Is anti-tax activist Grover Norquist a major force in the Republican Party?
Not to hear House Speaker John Boehner tell it.
At his weekly news conference Thursday morning, Boehner (R-Ohio) was asked whether he believes the Americans for Tax Reform president and architect of the anti-tax pledge signed by an overwhelming majority of congressional Republicans is “a positive influence” on the House GOP conference.
The speaker shrugged his shoulders and paused at the podium for a full five seconds before responding.
“Listen, our focus here is on jobs,” Boehner said at last. “We’re doing everything we can to get our economy moving again and to get people back to work. It’s not often I’m asked about some random person in America.”
Asked whether he genuinely believed Norquist was a “random person” to members of his conference, Boehner replied, “Listen, our focus is on creating jobs, not talking about somebody’s personality.”
“Our conference is opposed to tax hikes because we believe that tax hikes will hurt our economy and put Americans out of work,” he added when asked about the impact of Norquist’s anti-tax pledge.
Norquist appeared to take no offense Thursday afternoon.
“Boehner is wise: ‘Our conf. is opposed to tax hikes because we believe that tax hikes will hurt our economy and put Americans out of work,’” he said via Twitter.

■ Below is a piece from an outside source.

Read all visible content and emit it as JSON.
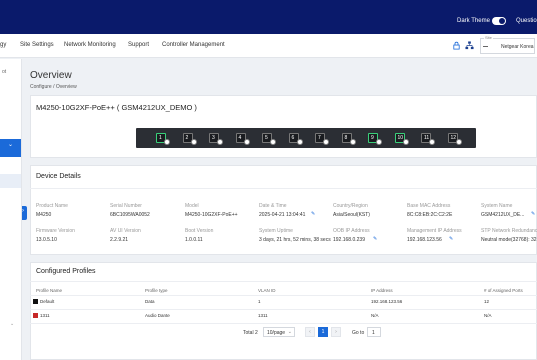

As The Washington Post’s Lori Montgomery has reported, as of last summer all but 13 of 288 Republican lawmakers on Capitol Hill had signed Norquist’s pledge not to raise taxes.
Democrats have increasingly ramped up their focus on Norquist as a special bipartisan “supercommittee” nears its Nov. 23 deadline to draft a far-reaching debt-reduction plan. They are arguing that Norquist has wielded his political clout to ensure that nearly all Republicans are opposed to any plan that would include tax increases.
In remarks on the Senate floor on Wednesday, Majority Leader Harry Reid (D-Nev.) charged that Republicans “are terrified to violate the infamous Grover Norquist tax pledge, even though they know it’s the right thing to do.”
“They are in thrall to a man whose singular focus is keeping taxes low for the very wealthy, no matter what the effect on this nation,” Reid said, according to his prepared remarks. “They fear his political retribution.”
Norquist was on Capitol Hill Thursday morning for an event on energy subsidies with Reps. Raul Labrador (R-Idaho) and Mike Pompeo (R-Kansas). It was his second such event in recent months.
Norquist fired back this week at Reid and other Democratic critics via Twitter.
“Hey Harry Reid: if I became a Buddhist monk and moved to Himalayas no pledge taker would help you raise taxes. They Promised their voters,” Norquist tweeted on Tuesday.